Asked by Sporting News columnist Tom Dienhart whether he felt people were afraid of him, Saban replied in the August Q&A: “I do sense it, and I don’t like it. I have no idea why they’re afraid of me. I think a lot of it is the image that has been created publicly.”
Yet the media didn’t invent its version of Saban. He’s the guy who made a public relations hash of his awkward departure from the Dolphins to take the Alabama job. Few folks faulted him for playing the game and denying that he was interested in the Alabama job, but it’s the way he went about his denials that caused the furor. Saban was incredibly adversarial when asked about the Alabama job, stating he was “insulted” by the questions about the job he would later smilingly accept.
And he’s already making enemies among the Alabama press. Saban, who personally authorizes all player interview requests, won’t allow assistant coaches to speak to the media and closed Alabama practices, and erupted on members of the team media last month for asking players about the team’s depth chart using some strange language.
Said Saban: “If they make comments about the depth chart, you’re just putting them in harm’s way, because we don’t have a depth chart. And our players are not supposed to evaluate our players.”
All coaches are extremely intense and wrapped a little tight; it comes with the high-stress nature of the profession. But the bottom line is if Saban doesn’t win, win big and win immediately, his brusque attitude toward the media and those around him is going to wear very thin, very quickly.
Is it a coincidence he has never stayed at any school for more than five seasons? For Saban’s sake, that winning better continue today against Arkansas in a game in which Alabama is favored by three points. Because Saban’s honeymoon in Tuscaloosa is likely to end the minute the $32 million coach piles up a couple of unanticipated losses.

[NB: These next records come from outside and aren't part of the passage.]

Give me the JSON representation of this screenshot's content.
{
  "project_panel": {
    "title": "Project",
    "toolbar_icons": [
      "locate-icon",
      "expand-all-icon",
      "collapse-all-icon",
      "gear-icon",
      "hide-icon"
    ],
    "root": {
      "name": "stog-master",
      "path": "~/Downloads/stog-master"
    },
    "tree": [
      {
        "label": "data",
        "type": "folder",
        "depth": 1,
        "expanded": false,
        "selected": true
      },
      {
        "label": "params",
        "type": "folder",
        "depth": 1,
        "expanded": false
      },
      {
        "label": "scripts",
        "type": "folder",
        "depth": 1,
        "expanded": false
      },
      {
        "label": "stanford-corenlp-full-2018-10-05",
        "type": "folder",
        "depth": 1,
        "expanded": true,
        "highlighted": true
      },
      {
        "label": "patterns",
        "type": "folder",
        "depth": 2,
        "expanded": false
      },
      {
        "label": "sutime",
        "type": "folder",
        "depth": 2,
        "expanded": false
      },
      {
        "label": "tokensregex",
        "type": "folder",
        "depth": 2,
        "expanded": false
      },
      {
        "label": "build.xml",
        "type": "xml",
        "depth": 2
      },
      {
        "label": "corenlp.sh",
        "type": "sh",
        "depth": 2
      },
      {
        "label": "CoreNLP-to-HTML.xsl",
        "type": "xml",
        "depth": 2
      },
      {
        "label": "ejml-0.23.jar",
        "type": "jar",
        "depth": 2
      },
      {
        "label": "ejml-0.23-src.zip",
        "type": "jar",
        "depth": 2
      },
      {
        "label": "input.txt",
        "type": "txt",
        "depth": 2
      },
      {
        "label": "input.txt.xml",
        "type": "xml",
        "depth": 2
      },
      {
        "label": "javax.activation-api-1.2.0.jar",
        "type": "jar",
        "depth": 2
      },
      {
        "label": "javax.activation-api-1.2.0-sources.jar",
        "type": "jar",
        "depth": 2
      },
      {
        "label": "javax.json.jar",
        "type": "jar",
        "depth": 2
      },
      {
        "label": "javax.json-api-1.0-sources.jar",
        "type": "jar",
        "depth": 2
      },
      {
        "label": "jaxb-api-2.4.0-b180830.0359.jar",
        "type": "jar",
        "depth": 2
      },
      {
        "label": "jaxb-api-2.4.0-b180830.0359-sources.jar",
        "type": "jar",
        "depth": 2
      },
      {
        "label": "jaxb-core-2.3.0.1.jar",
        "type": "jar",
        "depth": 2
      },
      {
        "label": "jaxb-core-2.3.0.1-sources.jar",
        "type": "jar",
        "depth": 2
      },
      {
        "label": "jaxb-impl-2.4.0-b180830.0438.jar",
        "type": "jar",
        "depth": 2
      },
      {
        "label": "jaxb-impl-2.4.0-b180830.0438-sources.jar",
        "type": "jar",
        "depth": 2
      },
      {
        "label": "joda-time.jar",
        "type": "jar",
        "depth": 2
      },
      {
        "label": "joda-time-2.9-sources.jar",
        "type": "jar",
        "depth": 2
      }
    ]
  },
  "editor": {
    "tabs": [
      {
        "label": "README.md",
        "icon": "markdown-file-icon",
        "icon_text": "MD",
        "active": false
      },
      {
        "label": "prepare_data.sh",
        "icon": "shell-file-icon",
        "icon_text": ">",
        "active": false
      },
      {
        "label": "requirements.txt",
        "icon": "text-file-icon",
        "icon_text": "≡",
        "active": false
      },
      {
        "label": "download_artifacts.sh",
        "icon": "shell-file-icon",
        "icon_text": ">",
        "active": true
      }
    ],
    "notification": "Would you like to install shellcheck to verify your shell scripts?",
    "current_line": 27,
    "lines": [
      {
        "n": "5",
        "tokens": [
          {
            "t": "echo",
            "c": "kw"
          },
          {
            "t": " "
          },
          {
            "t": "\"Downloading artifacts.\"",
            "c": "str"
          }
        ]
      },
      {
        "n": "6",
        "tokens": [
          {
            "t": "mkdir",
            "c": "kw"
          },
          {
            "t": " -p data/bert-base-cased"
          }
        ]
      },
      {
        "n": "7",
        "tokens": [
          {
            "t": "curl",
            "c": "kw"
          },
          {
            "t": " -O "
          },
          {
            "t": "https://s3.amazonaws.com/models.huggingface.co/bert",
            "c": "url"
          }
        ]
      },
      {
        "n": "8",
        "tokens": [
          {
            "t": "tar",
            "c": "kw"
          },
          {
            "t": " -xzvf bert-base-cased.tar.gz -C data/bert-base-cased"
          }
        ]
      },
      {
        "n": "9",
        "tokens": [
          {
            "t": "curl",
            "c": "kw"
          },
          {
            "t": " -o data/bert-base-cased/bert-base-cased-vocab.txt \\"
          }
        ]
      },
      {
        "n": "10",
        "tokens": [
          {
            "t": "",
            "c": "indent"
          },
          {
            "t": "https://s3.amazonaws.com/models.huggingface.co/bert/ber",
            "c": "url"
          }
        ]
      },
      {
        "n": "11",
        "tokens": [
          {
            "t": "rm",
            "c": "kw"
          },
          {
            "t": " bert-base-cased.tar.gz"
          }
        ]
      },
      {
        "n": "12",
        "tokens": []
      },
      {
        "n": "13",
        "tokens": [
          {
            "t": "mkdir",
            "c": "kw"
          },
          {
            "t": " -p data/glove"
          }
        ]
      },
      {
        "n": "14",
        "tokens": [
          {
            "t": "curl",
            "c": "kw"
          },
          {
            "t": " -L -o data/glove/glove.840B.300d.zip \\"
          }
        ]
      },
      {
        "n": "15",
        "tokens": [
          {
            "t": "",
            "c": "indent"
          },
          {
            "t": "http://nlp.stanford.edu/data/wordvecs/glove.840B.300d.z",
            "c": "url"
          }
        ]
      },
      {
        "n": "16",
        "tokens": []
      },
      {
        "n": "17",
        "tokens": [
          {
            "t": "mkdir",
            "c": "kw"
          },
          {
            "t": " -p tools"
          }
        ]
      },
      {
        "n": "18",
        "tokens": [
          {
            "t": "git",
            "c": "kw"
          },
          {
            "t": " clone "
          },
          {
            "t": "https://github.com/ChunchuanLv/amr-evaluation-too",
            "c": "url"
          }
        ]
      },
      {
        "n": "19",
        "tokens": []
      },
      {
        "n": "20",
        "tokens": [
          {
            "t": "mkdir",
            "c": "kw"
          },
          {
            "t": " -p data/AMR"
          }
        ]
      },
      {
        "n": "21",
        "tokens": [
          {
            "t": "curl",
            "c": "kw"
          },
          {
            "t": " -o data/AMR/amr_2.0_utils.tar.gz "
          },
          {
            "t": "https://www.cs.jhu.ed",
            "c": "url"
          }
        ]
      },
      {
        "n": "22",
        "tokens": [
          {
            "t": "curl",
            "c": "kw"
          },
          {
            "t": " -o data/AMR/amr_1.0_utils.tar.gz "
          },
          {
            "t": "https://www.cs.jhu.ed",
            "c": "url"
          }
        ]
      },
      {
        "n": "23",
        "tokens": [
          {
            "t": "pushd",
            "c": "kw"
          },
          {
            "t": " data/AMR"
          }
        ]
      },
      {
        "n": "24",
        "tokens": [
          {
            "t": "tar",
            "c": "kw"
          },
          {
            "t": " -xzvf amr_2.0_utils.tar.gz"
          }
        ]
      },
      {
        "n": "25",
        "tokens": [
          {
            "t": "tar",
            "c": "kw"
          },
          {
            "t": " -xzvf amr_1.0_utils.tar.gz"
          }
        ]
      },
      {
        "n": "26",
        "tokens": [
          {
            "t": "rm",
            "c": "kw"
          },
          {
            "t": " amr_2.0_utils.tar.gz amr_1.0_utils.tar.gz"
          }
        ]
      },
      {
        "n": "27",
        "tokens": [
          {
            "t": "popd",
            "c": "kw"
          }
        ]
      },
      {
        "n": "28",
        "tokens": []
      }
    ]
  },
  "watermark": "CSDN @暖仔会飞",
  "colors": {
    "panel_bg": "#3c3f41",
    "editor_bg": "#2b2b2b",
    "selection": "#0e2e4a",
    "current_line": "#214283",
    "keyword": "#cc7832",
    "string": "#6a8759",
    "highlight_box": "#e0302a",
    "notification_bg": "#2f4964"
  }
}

Florida State’s Bowden once told this reporter, “My momma told me a long time ago that you’ll go a lot farther with a smile and quip than a curse and a whip.”
That mentality has resulted in a 41-year career in which Bowden has won 367 games.
The jury is assembling in Tuscaloosa to begin witnessing the case for Saban’s style.